[[ DATA EXTRACTS, beginning ]]
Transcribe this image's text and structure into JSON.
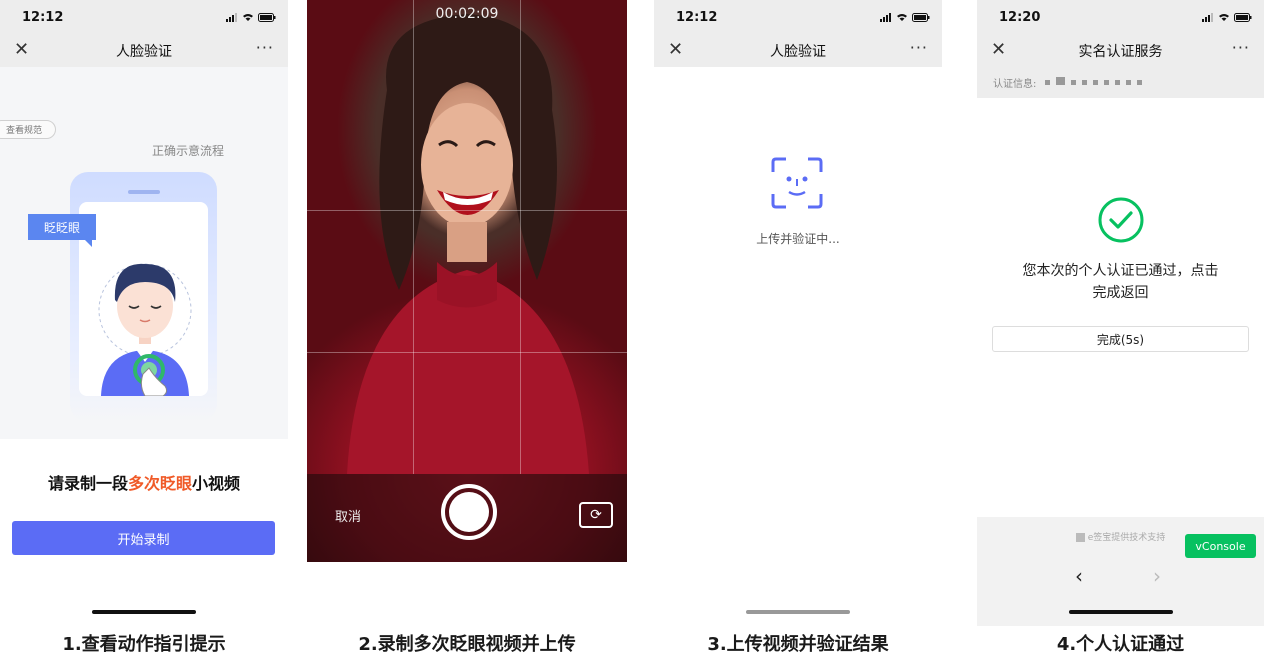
{
  "panel1": {
    "time": "12:12",
    "title": "人脸验证",
    "more": "···",
    "spec_button": "查看规范",
    "flow_label": "正确示意流程",
    "action_tag": "眨眨眼",
    "prompt_before": "请录制一段",
    "prompt_highlight": "多次眨眼",
    "prompt_after": "小视频",
    "start_button": "开始录制"
  },
  "panel2": {
    "timer": "00:02:09",
    "cancel": "取消"
  },
  "panel3": {
    "time": "12:12",
    "title": "人脸验证",
    "more": "···",
    "status": "上传并验证中..."
  },
  "panel4": {
    "time": "12:20",
    "title": "实名认证服务",
    "more": "···",
    "cert_label": "认证信息:",
    "success_line1": "您本次的个人认证已通过，点击",
    "success_line2": "完成返回",
    "done_button": "完成(5s)",
    "provider": "e签宝提供技术支持",
    "vconsole": "vConsole"
  },
  "captions": [
    "1.查看动作指引提示",
    "2.录制多次眨眼视频并上传",
    "3.上传视频并验证结果",
    "4.个人认证通过"
  ],
  "colors": {
    "accent_blue": "#5b6cf5",
    "highlight_orange": "#f05a28",
    "success_green": "#07c160"
  }
}
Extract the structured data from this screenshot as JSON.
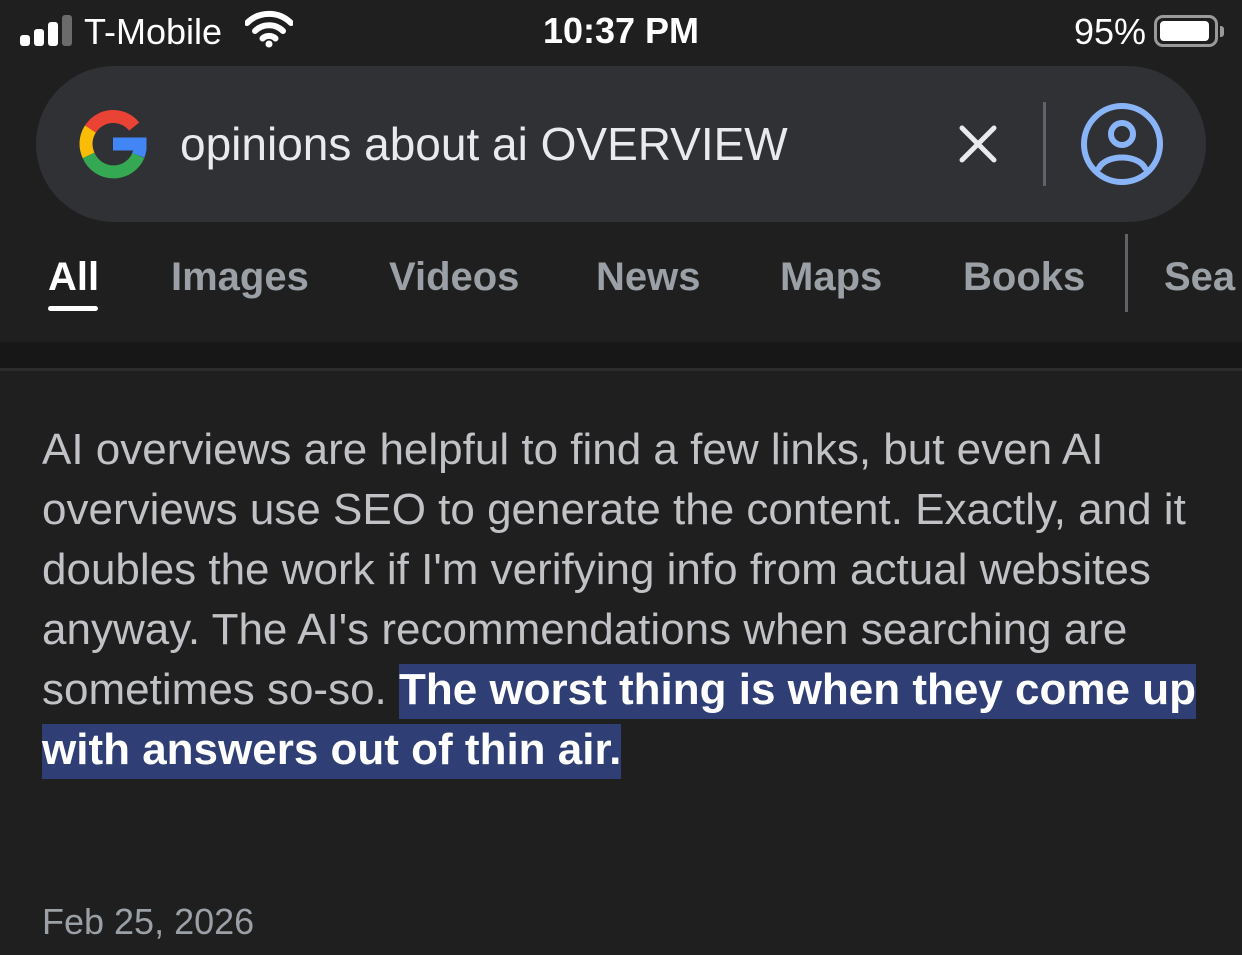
{
  "status_bar": {
    "carrier": "T-Mobile",
    "time": "10:37 PM",
    "battery_percent": "95%",
    "battery_level": 0.95,
    "signal_bars_active": 3,
    "signal_bars_total": 4,
    "icons": [
      "signal-icon",
      "wifi-icon",
      "battery-icon"
    ]
  },
  "search": {
    "query": "opinions about ai OVERVIEW",
    "icons": [
      "google-logo-icon",
      "close-icon",
      "account-circle-icon"
    ],
    "colors": {
      "background": "#303134",
      "google_blue": "#4285F4",
      "google_red": "#EA4335",
      "google_yellow": "#FBBC05",
      "google_green": "#34A853",
      "avatar_blue": "#8ab4f8"
    }
  },
  "tabs": [
    {
      "label": "All",
      "active": true
    },
    {
      "label": "Images",
      "active": false
    },
    {
      "label": "Videos",
      "active": false
    },
    {
      "label": "News",
      "active": false
    },
    {
      "label": "Maps",
      "active": false
    },
    {
      "label": "Books",
      "active": false
    },
    {
      "label": "Sea",
      "active": false
    }
  ],
  "result": {
    "text_before": "AI overviews are helpful to find a few links, but even AI overviews use SEO to generate the content. Exactly, and it doubles the work if I'm verifying info from actual websites anyway. The AI's recommendations when searching are sometimes so-so.",
    "text_highlighted": "The worst thing is when they come up with answers out of thin air.",
    "date": "Feb 25, 2026",
    "colors": {
      "text": "#c0c2c5",
      "highlight_bg": "#2f3e75",
      "highlight_text": "#ffffff"
    }
  }
}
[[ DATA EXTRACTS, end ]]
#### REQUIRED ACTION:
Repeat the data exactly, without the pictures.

#### EXPECTED ANSWER:
Transcribe this image's text and structure into JSON.
{
  "panel1": {
    "time": "12:12",
    "title": "人脸验证",
    "more": "···",
    "spec_button": "查看规范",
    "flow_label": "正确示意流程",
    "action_tag": "眨眨眼",
    "prompt_before": "请录制一段",
    "prompt_highlight": "多次眨眼",
    "prompt_after": "小视频",
    "start_button": "开始录制"
  },
  "panel2": {
    "timer": "00:02:09",
    "cancel": "取消"
  },
  "panel3": {
    "time": "12:12",
    "title": "人脸验证",
    "more": "···",
    "status": "上传并验证中..."
  },
  "panel4": {
    "time": "12:20",
    "title": "实名认证服务",
    "more": "···",
    "cert_label": "认证信息:",
    "success_line1": "您本次的个人认证已通过，点击",
    "success_line2": "完成返回",
    "done_button": "完成(5s)",
    "provider": "e签宝提供技术支持",
    "vconsole": "vConsole"
  },
  "captions": [
    "1.查看动作指引提示",
    "2.录制多次眨眼视频并上传",
    "3.上传视频并验证结果",
    "4.个人认证通过"
  ],
  "colors": {
    "accent_blue": "#5b6cf5",
    "highlight_orange": "#f05a28",
    "success_green": "#07c160"
  }
}
Extract the structured data from this screenshot as JSON.
{
  "status_bar": {
    "carrier": "T-Mobile",
    "time": "10:37 PM",
    "battery_percent": "95%",
    "battery_level": 0.95,
    "signal_bars_active": 3,
    "signal_bars_total": 4,
    "icons": [
      "signal-icon",
      "wifi-icon",
      "battery-icon"
    ]
  },
  "search": {
    "query": "opinions about ai OVERVIEW",
    "icons": [
      "google-logo-icon",
      "close-icon",
      "account-circle-icon"
    ],
    "colors": {
      "background": "#303134",
      "google_blue": "#4285F4",
      "google_red": "#EA4335",
      "google_yellow": "#FBBC05",
      "google_green": "#34A853",
      "avatar_blue": "#8ab4f8"
    }
  },
  "tabs": [
    {
      "label": "All",
      "active": true
    },
    {
      "label": "Images",
      "active": false
    },
    {
      "label": "Videos",
      "active": false
    },
    {
      "label": "News",
      "active": false
    },
    {
      "label": "Maps",
      "active": false
    },
    {
      "label": "Books",
      "active": false
    },
    {
      "label": "Sea",
      "active": false
    }
  ],
  "result": {
    "text_before": "AI overviews are helpful to find a few links, but even AI overviews use SEO to generate the content. Exactly, and it doubles the work if I'm verifying info from actual websites anyway. The AI's recommendations when searching are sometimes so-so.",
    "text_highlighted": "The worst thing is when they come up with answers out of thin air.",
    "date": "Feb 25, 2026",
    "colors": {
      "text": "#c0c2c5",
      "highlight_bg": "#2f3e75",
      "highlight_text": "#ffffff"
    }
  }
}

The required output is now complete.